For those churches that use the Revised Common Lectionary, the Sundays of Fairtrade Fortnight in 2022 use the readings for Transfiguration Sunday and the 1st Sunday in Lent (Year C)
Here are some suggestions for reflection and preaching on those readings. The suggestions for the 1st Sunday in Lent are reproduced from the Fairtrade Foundation’s Church Action Guide in 2010 and were written by Elizabeth Perry. They are no longer available online – hence we have placed them on this page, rather than linking to them.
Transfiguration Sunday (last before Lent)
Moses brings the ten commandments down from Mount Sinai – and his encounter with God is reflected in the shining of his face.
‘Mighty King, lover of justice, you have established equity; you have executed justice and righteousness in Jacob. Extol the LORD our God; worship at his footstool. Holy is he!’
2 Corinthians 3:12-4:2
The hope we have in Christ transforms us; through Christ we are able to see God; and by the Spirit we are transformed
Luke 9:28-36, (37-43a)
Jesus is revealed as the fulfillment of the law and the prophets, and the one to whom God commands us to listen. After this revelation, he shows his power through a miracle of healing.
Points to ponder

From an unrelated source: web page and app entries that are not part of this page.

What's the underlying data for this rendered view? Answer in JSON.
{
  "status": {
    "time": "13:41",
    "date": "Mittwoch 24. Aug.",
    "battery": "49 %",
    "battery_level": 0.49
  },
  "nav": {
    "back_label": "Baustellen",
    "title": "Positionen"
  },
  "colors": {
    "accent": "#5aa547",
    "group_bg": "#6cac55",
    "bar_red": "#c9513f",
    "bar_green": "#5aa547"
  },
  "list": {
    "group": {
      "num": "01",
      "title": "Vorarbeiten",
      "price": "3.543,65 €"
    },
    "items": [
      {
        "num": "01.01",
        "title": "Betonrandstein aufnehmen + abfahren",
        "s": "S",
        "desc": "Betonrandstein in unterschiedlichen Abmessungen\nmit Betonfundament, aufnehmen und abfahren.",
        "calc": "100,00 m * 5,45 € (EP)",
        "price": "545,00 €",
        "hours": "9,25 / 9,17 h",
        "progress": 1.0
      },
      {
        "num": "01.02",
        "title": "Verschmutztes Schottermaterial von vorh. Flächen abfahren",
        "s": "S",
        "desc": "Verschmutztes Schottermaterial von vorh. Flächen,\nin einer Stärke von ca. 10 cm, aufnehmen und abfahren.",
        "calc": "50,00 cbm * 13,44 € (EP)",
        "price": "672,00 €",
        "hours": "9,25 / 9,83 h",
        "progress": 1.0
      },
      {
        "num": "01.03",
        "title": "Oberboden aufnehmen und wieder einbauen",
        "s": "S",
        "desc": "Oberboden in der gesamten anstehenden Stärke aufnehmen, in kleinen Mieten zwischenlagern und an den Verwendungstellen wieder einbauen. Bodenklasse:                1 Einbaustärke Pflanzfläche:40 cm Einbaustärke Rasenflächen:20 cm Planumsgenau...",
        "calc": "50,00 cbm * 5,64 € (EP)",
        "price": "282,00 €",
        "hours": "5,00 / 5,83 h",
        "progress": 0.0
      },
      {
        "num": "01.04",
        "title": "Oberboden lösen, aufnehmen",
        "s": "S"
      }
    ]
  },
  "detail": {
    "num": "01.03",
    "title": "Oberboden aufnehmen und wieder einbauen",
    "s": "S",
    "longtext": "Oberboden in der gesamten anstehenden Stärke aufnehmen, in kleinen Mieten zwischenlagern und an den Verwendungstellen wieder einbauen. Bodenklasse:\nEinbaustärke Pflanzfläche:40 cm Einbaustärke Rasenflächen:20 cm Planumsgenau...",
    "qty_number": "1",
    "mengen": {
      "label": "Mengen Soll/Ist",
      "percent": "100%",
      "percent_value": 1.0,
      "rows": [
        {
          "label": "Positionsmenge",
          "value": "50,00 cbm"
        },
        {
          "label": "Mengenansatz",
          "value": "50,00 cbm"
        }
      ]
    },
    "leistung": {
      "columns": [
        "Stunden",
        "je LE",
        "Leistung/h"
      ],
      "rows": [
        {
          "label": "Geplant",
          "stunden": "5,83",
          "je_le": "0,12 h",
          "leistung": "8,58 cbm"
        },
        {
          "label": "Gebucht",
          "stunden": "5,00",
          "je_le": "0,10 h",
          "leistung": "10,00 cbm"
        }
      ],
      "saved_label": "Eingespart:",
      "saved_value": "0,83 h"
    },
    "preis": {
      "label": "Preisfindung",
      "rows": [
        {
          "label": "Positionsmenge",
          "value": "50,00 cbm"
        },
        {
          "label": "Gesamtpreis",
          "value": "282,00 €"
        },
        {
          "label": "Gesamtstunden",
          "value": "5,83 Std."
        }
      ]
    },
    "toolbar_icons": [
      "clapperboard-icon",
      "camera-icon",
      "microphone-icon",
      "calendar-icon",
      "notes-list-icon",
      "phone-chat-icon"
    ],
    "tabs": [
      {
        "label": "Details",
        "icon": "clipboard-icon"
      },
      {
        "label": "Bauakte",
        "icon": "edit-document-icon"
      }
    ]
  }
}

In the Transfiguration, Jesus is revealed as the one who is both truly God and truly man – the Son of God, the Chosen. The revelation is a sudden one: like Moses, Jesus has gone up the mountain to commune with God, and as he prays, his appearance in transformed, and he, Moses and Elijah talk ‘in glory’.
God’s holiness, as the psalmist reminds us, is truly awesome – that is, it inspires awe and wonder. It is so awesome that after the Fall, direct encounters with God in the Hebrew Scriptures are rare: they are simply too overwhelming for all but a very few. Even indirect contact can be overwhelming: Moses, is so transformed by his encounter with God that people are afraid to come near him.
But Christ, the Emmanuel – God with us, makes the presence of God accessible. While he remains the awesome figure of the mountaintop, he is also the teacher, friend and companion of the disciples along the way. And he shows them – and us – what a human life united with God, reflecting God’s love, should look like.
And, says Paul, his gift to us is the hope of transformation. As we turn to the Lord, we see God and we receive the Spirit of freedom. This Spirit works to transform us into the same image, the image of God’s glory. It’s not something to be afraid of, but to be longed for. And the transformation doesn’t separate us from the world, but helps us to bear the image of God’s love into it, as Christ did.
Where do you see evidence of the Spirit’s transformation?
For us, the existence of Fair Trade is a sign of such transformation. People around the world are united in care for each other and for God’s creation. People who are buying goods make conscious choices based on love of their neighbour, a love which springs from God. In very simple, ordinary ways, they are bringing the image of Christ’s love into the world.
1st Sunday of Lent
Deuteronomy 26: 1-11
‘The Lord heard our voice and saw our affliction, our toil, and our oppression.’ The Israelites are instructed to remember their past, tell the story of their journey, and acknowledge their continued dependence on God.
Psalm 91: 1-2, 9-16
Trust in the Lord to deliver and protect.
Romans 10:8b – 13
Confessing Jesus as Lord with our mouths and hearts
Jesus rejects personal satisfaction, power, and spectacle (and the misappropriation of Scripture) for the worship and service of God – and then goes on to proclaim that his concern is for the poor and oppressed.
Points to ponder
We too need to remember our story and past. Part of our past is the appalling history of many tropical commodities such as sugar – a story that involves exploitation and slavery.
But we also need to tell the stories of people who have stood up for justice – to remember how people of faith have helped release people from oppression down the centuries and across the continents, helping abolish the trans-Atlantic slave trade and apartheid. And we need to tell today’s good news story that is Fairtrade and rejoice in the way Fairtrade is transforming history.
Jesus lived a radically different way of identification with the poor and marginalised. One small way in which we can follow Jesus in our daily lives is to swap to using goods that have been fairly traded. These bring good news to the poor and do not compromise us in oppression. This is also a practical way of confessing Jesus as Lord with both our mouths and our hearts.
So as part of your Lenten seeking after righteousness, why not do something positive by swapping to the Fairtrade alternative?